• [Task to complete]: Nothing may be left out, so copy every entry exactly.
========================================
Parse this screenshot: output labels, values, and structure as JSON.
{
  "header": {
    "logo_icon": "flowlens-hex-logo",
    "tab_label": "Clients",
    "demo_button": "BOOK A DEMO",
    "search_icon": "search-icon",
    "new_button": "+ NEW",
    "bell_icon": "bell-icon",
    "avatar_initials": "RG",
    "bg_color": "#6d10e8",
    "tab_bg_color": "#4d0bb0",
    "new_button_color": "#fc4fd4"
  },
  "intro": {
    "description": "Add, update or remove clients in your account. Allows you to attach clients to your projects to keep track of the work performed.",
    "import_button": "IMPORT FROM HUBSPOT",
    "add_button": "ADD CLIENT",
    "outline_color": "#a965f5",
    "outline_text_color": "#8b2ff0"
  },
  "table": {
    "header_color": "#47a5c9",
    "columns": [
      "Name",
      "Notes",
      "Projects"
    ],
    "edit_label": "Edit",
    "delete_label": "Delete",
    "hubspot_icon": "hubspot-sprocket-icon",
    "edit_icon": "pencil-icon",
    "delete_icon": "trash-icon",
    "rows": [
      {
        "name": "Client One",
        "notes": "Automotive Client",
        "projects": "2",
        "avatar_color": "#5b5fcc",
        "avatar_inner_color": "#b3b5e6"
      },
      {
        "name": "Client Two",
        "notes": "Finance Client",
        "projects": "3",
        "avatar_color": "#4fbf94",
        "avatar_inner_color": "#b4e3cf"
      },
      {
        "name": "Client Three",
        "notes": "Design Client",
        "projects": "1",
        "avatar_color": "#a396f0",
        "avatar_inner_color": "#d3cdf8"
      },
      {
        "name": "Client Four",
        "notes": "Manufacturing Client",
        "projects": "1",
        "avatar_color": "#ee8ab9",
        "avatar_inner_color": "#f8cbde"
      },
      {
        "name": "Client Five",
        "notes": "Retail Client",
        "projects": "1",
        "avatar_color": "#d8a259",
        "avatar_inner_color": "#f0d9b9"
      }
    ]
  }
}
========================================
• [Answer]:
Parse this screenshot: output labels, values, and structure as JSON.
{
  "header": {
    "logo_icon": "flowlens-hex-logo",
    "tab_label": "Clients",
    "demo_button": "BOOK A DEMO",
    "search_icon": "search-icon",
    "new_button": "+ NEW",
    "bell_icon": "bell-icon",
    "avatar_initials": "RG",
    "bg_color": "#6d10e8",
    "tab_bg_color": "#4d0bb0",
    "new_button_color": "#fc4fd4"
  },
  "intro": {
    "description": "Add, update or remove clients in your account. Allows you to attach clients to your projects to keep track of the work performed.",
    "import_button": "IMPORT FROM HUBSPOT",
    "add_button": "ADD CLIENT",
    "outline_color": "#a965f5",
    "outline_text_color": "#8b2ff0"
  },
  "table": {
    "header_color": "#47a5c9",
    "columns": [
      "Name",
      "Notes",
      "Projects"
    ],
    "edit_label": "Edit",
    "delete_label": "Delete",
    "hubspot_icon": "hubspot-sprocket-icon",
    "edit_icon": "pencil-icon",
    "delete_icon": "trash-icon",
    "rows": [
      {
        "name": "Client One",
        "notes": "Automotive Client",
        "projects": "2",
        "avatar_color": "#5b5fcc",
        "avatar_inner_color": "#b3b5e6"
      },
      {
        "name": "Client Two",
        "notes": "Finance Client",
        "projects": "3",
        "avatar_color": "#4fbf94",
        "avatar_inner_color": "#b4e3cf"
      },
      {
        "name": "Client Three",
        "notes": "Design Client",
        "projects": "1",
        "avatar_color": "#a396f0",
        "avatar_inner_color": "#d3cdf8"
      },
      {
        "name": "Client Four",
        "notes": "Manufacturing Client",
        "projects": "1",
        "avatar_color": "#ee8ab9",
        "avatar_inner_color": "#f8cbde"
      },
      {
        "name": "Client Five",
        "notes": "Retail Client",
        "projects": "1",
        "avatar_color": "#d8a259",
        "avatar_inner_color": "#f0d9b9"
      }
    ]
  }
}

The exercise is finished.